Just back from my first visit to 2000Trees. What a glorious festival. So well run and such a friendly vibe throughout, even in the cuddly-fighty-pits. I had the great pleasure of joining Ben Marwood, with my mandolin, for a couple of songs at the end of his Axiom set.
For ‘Singalong’ Barry Dolan AKA Oxygen Thief/Non-Canon joined in on vocals and impeccable kazoo solo, and for ‘District Sleeps’ Frank Turner got up to sing much to the crowd’s delight. Ben had been unable to play for the last couple of years due to ill health so it was so good to see him back and at his very best.

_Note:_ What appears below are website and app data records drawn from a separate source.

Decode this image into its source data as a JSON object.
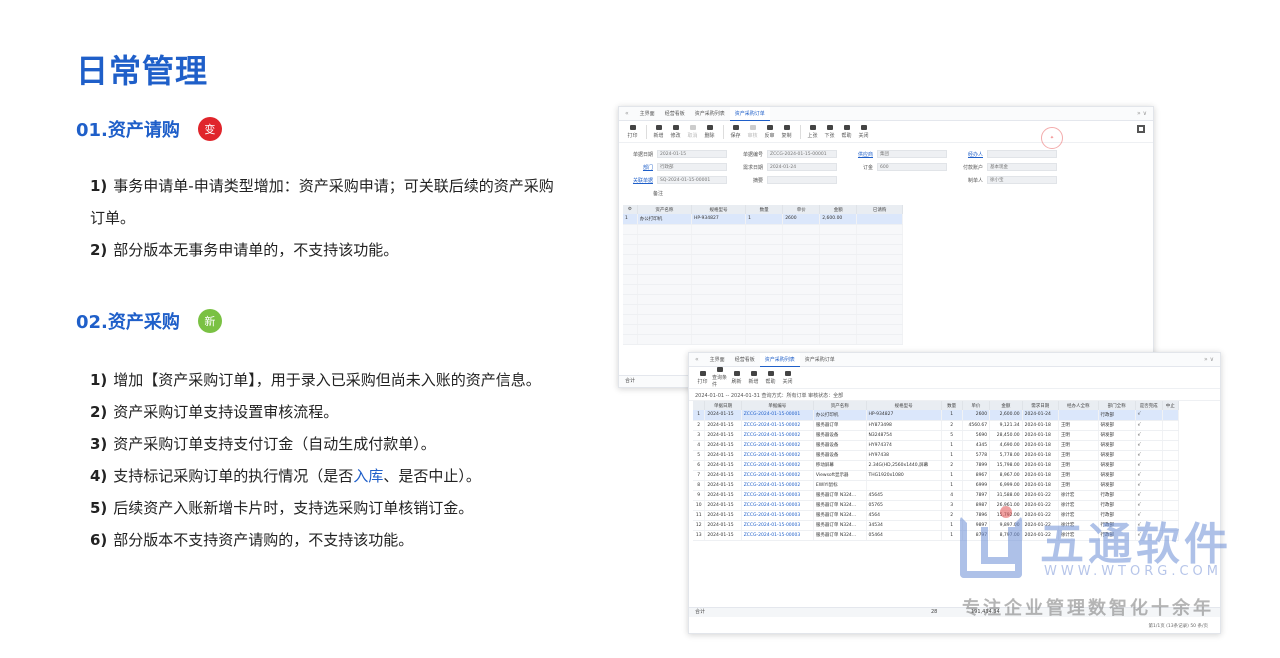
{
  "page": {
    "title": "日常管理"
  },
  "section1": {
    "title": "01.资产请购",
    "badge": "变",
    "badge_color": "#e0252b",
    "items": [
      {
        "num": "1)",
        "text": "事务申请单-申请类型增加：资产采购申请；可关联后续的资产采购订单。"
      },
      {
        "num": "2)",
        "text": "部分版本无事务申请单的，不支持该功能。"
      }
    ]
  },
  "section2": {
    "title": "02.资产采购",
    "badge": "新",
    "badge_color": "#7ac143",
    "items": [
      {
        "num": "1)",
        "text": "增加【资产采购订单】，用于录入已采购但尚未入账的资产信息。"
      },
      {
        "num": "2)",
        "text": "资产采购订单支持设置审核流程。"
      },
      {
        "num": "3)",
        "text": "资产采购订单支持支付订金（自动生成付款单）。"
      },
      {
        "num": "4)",
        "text_before": "支持标记采购订单的执行情况（是否",
        "text_highlight": "入库",
        "text_after": "、是否中止）。"
      },
      {
        "num": "5)",
        "text": "后续资产入账新增卡片时，支持选采购订单核销订金。"
      },
      {
        "num": "6)",
        "text": "部分版本不支持资产请购的，不支持该功能。"
      }
    ]
  },
  "win1": {
    "tabs": [
      "主界面",
      "经营看板",
      "资产采购列表",
      "资产采购订单"
    ],
    "active_tab": 3,
    "toolbar": [
      "打印",
      "新增",
      "修改",
      "取消",
      "删除",
      "保存",
      "审核",
      "反审",
      "复制",
      "上张",
      "下张",
      "帮助",
      "关闭"
    ],
    "form": {
      "rows": [
        [
          {
            "label": "单据日期",
            "value": "2024-01-15"
          },
          {
            "label": "单据编号",
            "value": "ZCCG-2024-01-15-00001"
          },
          {
            "label": "供应商",
            "value": "集团",
            "link": true
          },
          {
            "label": "经办人",
            "value": "",
            "link": true
          }
        ],
        [
          {
            "label": "部门",
            "value": "行政部",
            "link": true
          },
          {
            "label": "需求日期",
            "value": "2024-01-24"
          },
          {
            "label": "订金",
            "value": "600"
          },
          {
            "label": "付款账户",
            "value": "基本现金"
          }
        ],
        [
          {
            "label": "关联单据",
            "value": "SQ-2024-01-15-00001",
            "link": true
          },
          {
            "label": "摘要",
            "value": ""
          },
          {
            "label": "",
            "value": ""
          },
          {
            "label": "制单人",
            "value": "徐小宝"
          }
        ]
      ],
      "remark": "备注"
    },
    "grid": {
      "headers": [
        "资产名称",
        "规格型号",
        "数量",
        "单价",
        "金额",
        "已请购"
      ],
      "rows": [
        [
          "办公打印机",
          "HP-934827",
          "1",
          "2600",
          "2,600.00",
          ""
        ]
      ]
    },
    "footer": "合计"
  },
  "win2": {
    "tabs": [
      "主界面",
      "经营看板",
      "资产采购列表",
      "资产采购订单"
    ],
    "active_tab": 2,
    "toolbar": [
      "打印",
      "查询条件",
      "刷新",
      "新增",
      "帮助",
      "关闭"
    ],
    "filter": "2024-01-01 -- 2024-01-31   查询方式：所有订单   审核状态：全部",
    "grid": {
      "headers": [
        "",
        "单据日期",
        "单据编号",
        "资产名称",
        "规格型号",
        "数量",
        "单价",
        "金额",
        "需求日期",
        "经办人全称",
        "部门全称",
        "是否完成",
        "中止"
      ],
      "rows": [
        [
          "1",
          "2024-01-15",
          "ZCCG-2024-01-15-00001",
          "办公打印机",
          "HP-934827",
          "1",
          "2600",
          "2,600.00",
          "2024-01-24",
          "",
          "行政部",
          "√",
          ""
        ],
        [
          "2",
          "2024-01-15",
          "ZCCG-2024-01-15-00002",
          "服务器订单",
          "HY873498",
          "2",
          "4560.67",
          "9,121.34",
          "2024-01-18",
          "王明",
          "研发部",
          "√",
          ""
        ],
        [
          "3",
          "2024-01-15",
          "ZCCG-2024-01-15-00002",
          "服务器设备",
          "N3248754",
          "5",
          "5690",
          "28,450.00",
          "2024-01-18",
          "王明",
          "研发部",
          "√",
          ""
        ],
        [
          "4",
          "2024-01-15",
          "ZCCG-2024-01-15-00002",
          "服务器设备",
          "HY974374",
          "1",
          "4345",
          "4,690.00",
          "2024-01-18",
          "王明",
          "研发部",
          "√",
          ""
        ],
        [
          "5",
          "2024-01-15",
          "ZCCG-2024-01-15-00002",
          "服务器设备",
          "HY97438",
          "1",
          "5778",
          "5,778.00",
          "2024-01-18",
          "王明",
          "研发部",
          "√",
          ""
        ],
        [
          "6",
          "2024-01-15",
          "ZCCG-2024-01-15-00002",
          "移动屏幕",
          "2.34G(HD,2560x1440,屏幕",
          "2",
          "7899",
          "15,798.00",
          "2024-01-18",
          "王明",
          "研发部",
          "√",
          ""
        ],
        [
          "7",
          "2024-01-15",
          "ZCCG-2024-01-15-00002",
          "Viewsoft显示器",
          "THG1920x1080",
          "1",
          "8967",
          "8,967.00",
          "2024-01-18",
          "王明",
          "研发部",
          "√",
          ""
        ],
        [
          "8",
          "2024-01-15",
          "ZCCG-2024-01-15-00002",
          "EWIYI鼠标",
          "",
          "1",
          "6999",
          "6,999.00",
          "2024-01-18",
          "王明",
          "研发部",
          "√",
          ""
        ],
        [
          "9",
          "2024-01-15",
          "ZCCG-2024-01-15-00003",
          "服务器订单 N324...",
          "45645",
          "4",
          "7897",
          "31,588.00",
          "2024-01-22",
          "徐计宏",
          "行政部",
          "√",
          ""
        ],
        [
          "10",
          "2024-01-15",
          "ZCCG-2024-01-15-00003",
          "服务器订单 N324...",
          "05765",
          "3",
          "8987",
          "26,961.00",
          "2024-01-22",
          "徐计宏",
          "行政部",
          "√",
          ""
        ],
        [
          "11",
          "2024-01-15",
          "ZCCG-2024-01-15-00003",
          "服务器订单 N324...",
          "4564",
          "2",
          "7896",
          "15,792.00",
          "2024-01-22",
          "徐计宏",
          "行政部",
          "√",
          ""
        ],
        [
          "12",
          "2024-01-15",
          "ZCCG-2024-01-15-00003",
          "服务器订单 N324...",
          "34534",
          "1",
          "9897",
          "9,897.00",
          "2024-01-22",
          "徐计宏",
          "行政部",
          "√",
          ""
        ],
        [
          "13",
          "2024-01-15",
          "ZCCG-2024-01-15-00003",
          "服务器订单 N324...",
          "05464",
          "1",
          "8797",
          "8,797.00",
          "2024-01-22",
          "徐计宏",
          "行政部",
          "√",
          ""
        ]
      ]
    },
    "footer": {
      "label": "合计",
      "qty": "28",
      "amount": "191,434.34"
    },
    "pager": "第1/1页 (13条记录)   50   条/页"
  },
  "watermark": {
    "name": "五通软件",
    "url": "WWW.WTORG.COM",
    "slogan": "专注企业管理数智化十余年",
    "brand_color": "#6d8fd6",
    "dot_color": "#e45353"
  }
}
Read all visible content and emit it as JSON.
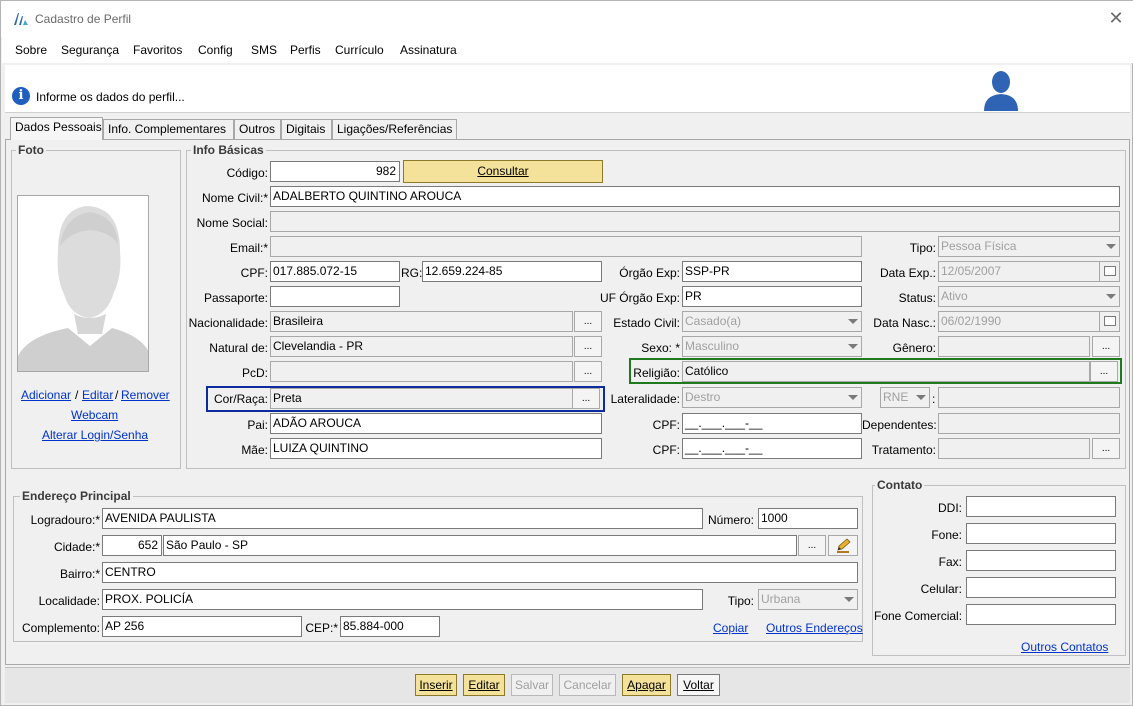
{
  "window": {
    "title": "Cadastro de Perfil",
    "close_glyph": "✕"
  },
  "menu": [
    "Sobre",
    "Segurança",
    "Favoritos",
    "Config",
    "SMS",
    "Perfis",
    "Currículo",
    "Assinatura"
  ],
  "banner": {
    "info_glyph": "i",
    "text": "Informe os dados do perfil..."
  },
  "tabs": [
    "Dados Pessoais",
    "Info. Complementares",
    "Outros",
    "Digitais",
    "Ligações/Referências"
  ],
  "foto": {
    "title": "Foto",
    "adicionar": "Adicionar",
    "sep": "/",
    "editar": "Editar",
    "remover": "Remover",
    "webcam": "Webcam",
    "alterar_login": "Alterar Login/Senha"
  },
  "info_basicas": {
    "title": "Info Básicas",
    "codigo_label": "Código:",
    "codigo": "982",
    "consultar": "Consultar",
    "nome_civil_label": "Nome Civil:*",
    "nome_civil": "ADALBERTO QUINTINO AROUCA",
    "nome_social_label": "Nome Social:",
    "nome_social": "",
    "email_label": "Email:*",
    "email": "",
    "tipo_label": "Tipo:",
    "tipo": "Pessoa Física",
    "cpf_label": "CPF:",
    "cpf": "017.885.072-15",
    "rg_label": "RG:",
    "rg": "12.659.224-85",
    "orgao_exp_label": "Órgão Exp:",
    "orgao_exp": "SSP-PR",
    "data_exp_label": "Data Exp.:",
    "data_exp": "12/05/2007",
    "passaporte_label": "Passaporte:",
    "passaporte": "",
    "uf_orgao_label": "UF Órgão Exp:",
    "uf_orgao": "PR",
    "status_label": "Status:",
    "status": "Ativo",
    "nacionalidade_label": "Nacionalidade:",
    "nacionalidade": "Brasileira",
    "estado_civil_label": "Estado Civil:",
    "estado_civil": "Casado(a)",
    "data_nasc_label": "Data Nasc.:",
    "data_nasc": "06/02/1990",
    "natural_label": "Natural de:",
    "natural": "Clevelandia - PR",
    "sexo_label": "Sexo: *",
    "sexo": "Masculino",
    "genero_label": "Gênero:",
    "genero": "",
    "pcd_label": "PcD:",
    "pcd": "",
    "religiao_label": "Religião:",
    "religiao": "Católico",
    "cor_label": "Cor/Raça:",
    "cor": "Preta",
    "lateralidade_label": "Lateralidade:",
    "lateralidade": "Destro",
    "rne": "RNE",
    "rne_colon": ":",
    "rne_value": "",
    "pai_label": "Pai:",
    "pai": "ADÃO AROUCA",
    "pai_cpf_label": "CPF:",
    "pai_cpf": "__.___.___-__",
    "dependentes_label": "Dependentes:",
    "dependentes": "",
    "mae_label": "Mãe:",
    "mae": "LUIZA QUINTINO",
    "mae_cpf_label": "CPF:",
    "mae_cpf": "__.___.___-__",
    "tratamento_label": "Tratamento:",
    "tratamento": "",
    "dots": "..."
  },
  "endereco": {
    "title": "Endereço Principal",
    "logradouro_label": "Logradouro:*",
    "logradouro": "AVENIDA PAULISTA",
    "numero_label": "Número:",
    "numero": "1000",
    "cidade_label": "Cidade:*",
    "cidade_codigo": "652",
    "cidade": "São Paulo - SP",
    "bairro_label": "Bairro:*",
    "bairro": "CENTRO",
    "localidade_label": "Localidade:",
    "localidade": "PROX. POLICÍA",
    "tipo_label": "Tipo:",
    "tipo": "Urbana",
    "complemento_label": "Complemento:",
    "complemento": "AP 256",
    "cep_label": "CEP:*",
    "cep": "85.884-000",
    "copiar": "Copiar",
    "outros_enderecos": "Outros Endereços"
  },
  "contato": {
    "title": "Contato",
    "ddi_label": "DDI:",
    "fone_label": "Fone:",
    "fax_label": "Fax:",
    "celular_label": "Celular:",
    "fone_comercial_label": "Fone Comercial:",
    "outros_contatos": "Outros Contatos"
  },
  "actions": {
    "inserir": "Inserir",
    "editar": "Editar",
    "salvar": "Salvar",
    "cancelar": "Cancelar",
    "apagar": "Apagar",
    "voltar": "Voltar"
  },
  "colors": {
    "highlight_blue": "#0b2c9c",
    "highlight_green": "#1f7a1f",
    "button_yellow": "#f4e29a",
    "link_blue": "#0033cc",
    "user_icon_blue": "#2f64b4"
  }
}
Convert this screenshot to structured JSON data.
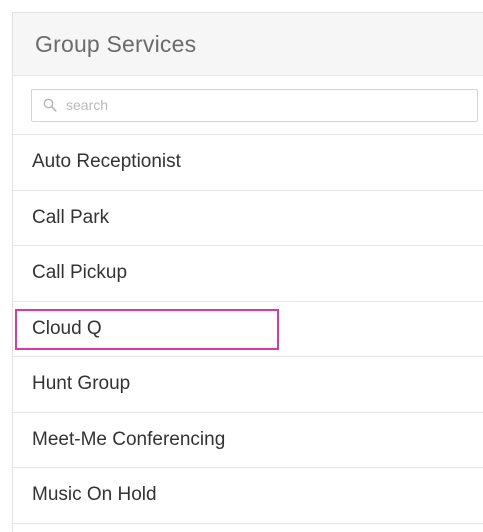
{
  "panel": {
    "title": "Group Services"
  },
  "search": {
    "placeholder": "search",
    "value": ""
  },
  "services": [
    {
      "label": "Auto Receptionist"
    },
    {
      "label": "Call Park"
    },
    {
      "label": "Call Pickup"
    },
    {
      "label": "Cloud Q",
      "highlighted": true
    },
    {
      "label": "Hunt Group"
    },
    {
      "label": "Meet-Me Conferencing"
    },
    {
      "label": "Music On Hold"
    }
  ],
  "colors": {
    "highlight": "#d63aa6",
    "header_bg": "#f6f6f6",
    "border": "#e6e6e6"
  },
  "icons": {
    "search": "search-icon"
  }
}
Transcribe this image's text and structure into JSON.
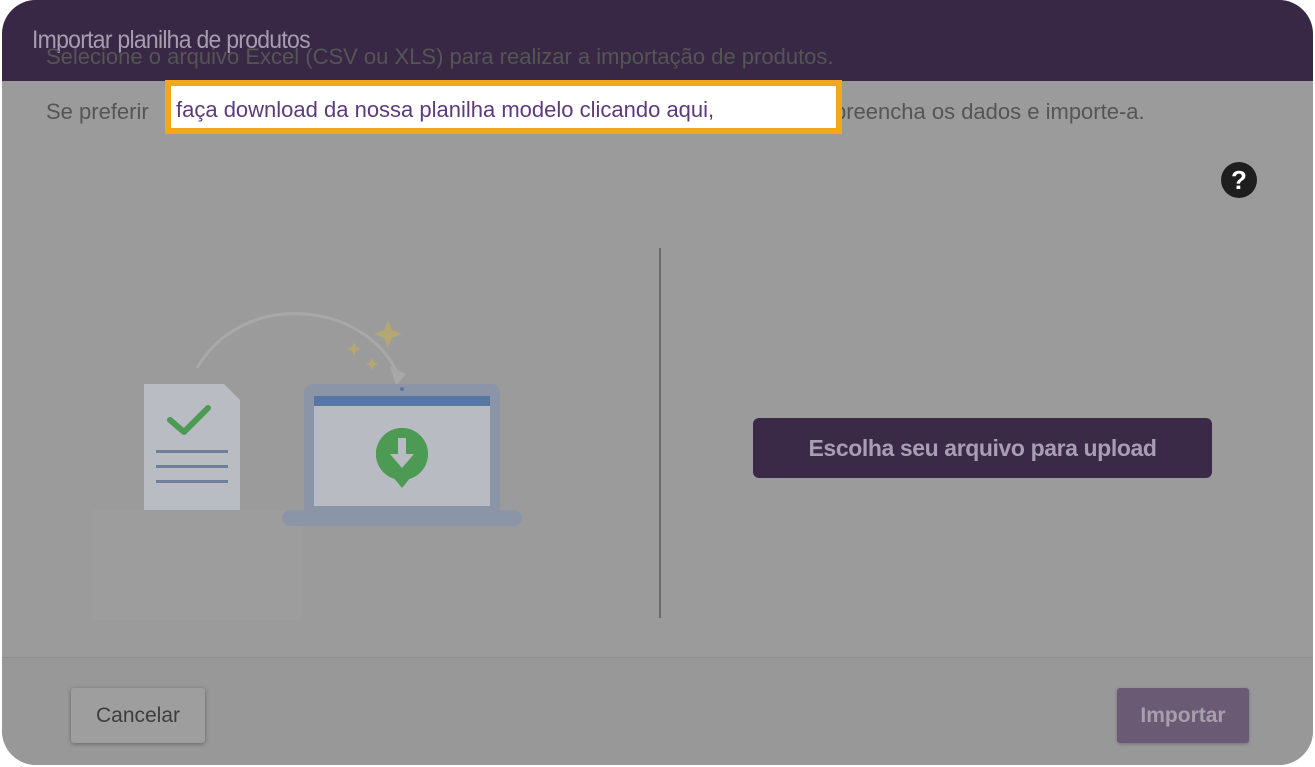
{
  "modal": {
    "title": "Importar planilha de produtos"
  },
  "instructions": {
    "line1": "Selecione o arquivo Excel (CSV ou XLS) para realizar a importação de produtos.",
    "line2_before": "Se preferir",
    "line2_link": "faça download da nossa planilha modelo clicando aqui,",
    "line2_after": "preencha os dados e importe-a."
  },
  "help_icon": {
    "glyph": "?",
    "icon": "question-circle-icon"
  },
  "upload": {
    "button_label": "Escolha seu arquivo para upload"
  },
  "footer": {
    "cancel_label": "Cancelar",
    "import_label": "Importar"
  },
  "colors": {
    "header_bg": "#382846",
    "highlight_border": "#f4a71d",
    "link_color": "#5d3a7c",
    "upload_button_bg": "#3a2a48",
    "import_button_bg": "#6a5a74"
  }
}
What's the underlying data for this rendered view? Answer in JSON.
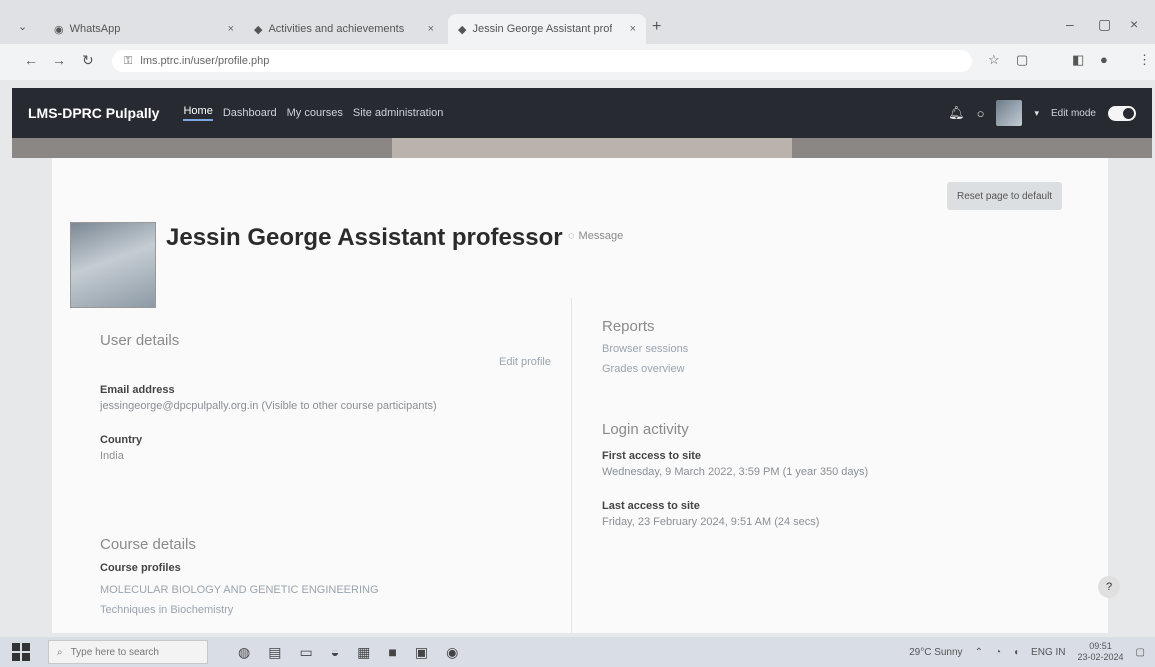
{
  "browser": {
    "tabs": [
      {
        "label": "WhatsApp"
      },
      {
        "label": "Activities and achievements"
      },
      {
        "label": "Jessin George Assistant professor"
      }
    ],
    "address": "lms.ptrc.in/user/profile.php"
  },
  "navbar": {
    "brand": "LMS-DPRC Pulpally",
    "links": [
      "Home",
      "Dashboard",
      "My courses",
      "Site administration"
    ],
    "edit_mode": "Edit mode"
  },
  "page": {
    "reset_button": "Reset page to default",
    "name": "Jessin George Assistant professor",
    "message": "Message"
  },
  "user_details": {
    "title": "User details",
    "edit_profile": "Edit profile",
    "email_label": "Email address",
    "email_value": "jessingeorge@dpcpulpally.org.in (Visible to other course participants)",
    "country_label": "Country",
    "country_value": "India"
  },
  "course_details": {
    "title": "Course details",
    "profiles_label": "Course profiles",
    "course_1": "MOLECULAR BIOLOGY AND GENETIC ENGINEERING",
    "course_2": "Techniques in Biochemistry"
  },
  "reports": {
    "title": "Reports",
    "browser_sessions": "Browser sessions",
    "grades_overview": "Grades overview"
  },
  "login_activity": {
    "title": "Login activity",
    "first_label": "First access to site",
    "first_value": "Wednesday, 9 March 2022, 3:59 PM (1 year 350 days)",
    "last_label": "Last access to site",
    "last_value": "Friday, 23 February 2024, 9:51 AM (24 secs)"
  },
  "taskbar": {
    "search_placeholder": "Type here to search",
    "weather": "29°C Sunny",
    "lang": "ENG IN",
    "time": "09:51",
    "date": "23-02-2024"
  }
}
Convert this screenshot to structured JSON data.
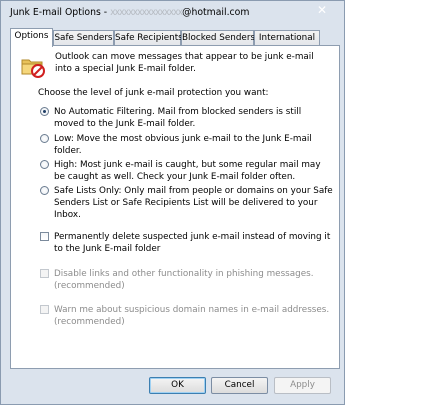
{
  "window": {
    "title": "Junk E-mail Options - ",
    "email_blur": "xxxxxxxxxxxxxxxx",
    "email_domain": "@hotmail.com",
    "close_glyph": "✕"
  },
  "tabs": [
    {
      "label": "Options",
      "active": true
    },
    {
      "label": "Safe Senders",
      "active": false
    },
    {
      "label": "Safe Recipients",
      "active": false
    },
    {
      "label": "Blocked Senders",
      "active": false
    },
    {
      "label": "International",
      "active": false
    }
  ],
  "options": {
    "intro": "Outlook can move messages that appear to be junk e-mail into a special Junk E-mail folder.",
    "heading": "Choose the level of junk e-mail protection you want:",
    "levels": [
      {
        "label": "No Automatic Filtering. Mail from blocked senders is still moved to the Junk E-mail folder.",
        "selected": true
      },
      {
        "label": "Low: Move the most obvious junk e-mail to the Junk E-mail folder.",
        "selected": false
      },
      {
        "label": "High: Most junk e-mail is caught, but some regular mail may be caught as well. Check your Junk E-mail folder often.",
        "selected": false
      },
      {
        "label": "Safe Lists Only: Only mail from people or domains on your Safe Senders List or Safe Recipients List will be delivered to your Inbox.",
        "selected": false
      }
    ],
    "permanently_delete": {
      "label": "Permanently delete suspected junk e-mail instead of moving it to the Junk E-mail folder",
      "checked": false,
      "enabled": true
    },
    "disable_links": {
      "label": "Disable links and other functionality in phishing messages. (recommended)",
      "checked": false,
      "enabled": false
    },
    "warn_domains": {
      "label": "Warn me about suspicious domain names in e-mail addresses. (recommended)",
      "checked": false,
      "enabled": false
    }
  },
  "buttons": {
    "ok": "OK",
    "cancel": "Cancel",
    "apply": "Apply"
  },
  "colors": {
    "frame": "#dbe3ed",
    "panel": "#ffffff",
    "default_button_border": "#3c7fb1"
  }
}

Not that he had to sing much of course, as every beautiful human in the tent knew every single word which they shouted out in his general direction.
Hi, Firstly apologies for being really rubbish at posting on here. I have been rather busy if it helps.
Since my last post I’ve toured Germany and Holland three times and made many new lovely friends at festivals and gigs around the UK. I’ve also been busy writing and I reckon I’m only one or two songs off a new album. Most of the summer will be spent doing festivals with the band but I have a few solo shows too. Really looking forward to my first 2000Trees appearances this week. They’re only fringe gigs but I’ve heard so many good things about the festival so I’m grateful to be involved.
My next trip to Germany is in September when I’ll be doing a few gigs with Lonely Tourist. He’s really very good.
Hi. Just home from a glorious tour with Gaz Brookfield and Ben Wain. It was so much fun and I had the pleasure of making so many new friends. We have about 7 weeks off and then we hit the road together again, this time overseas. During the last tour I sold many of the new T-shirts which have this design on them
I have some left so I’ve added them to the online shop over there —->
In other news I’m delighted to say that I’ve started work on a new album which will hopefully be available by the end of the year.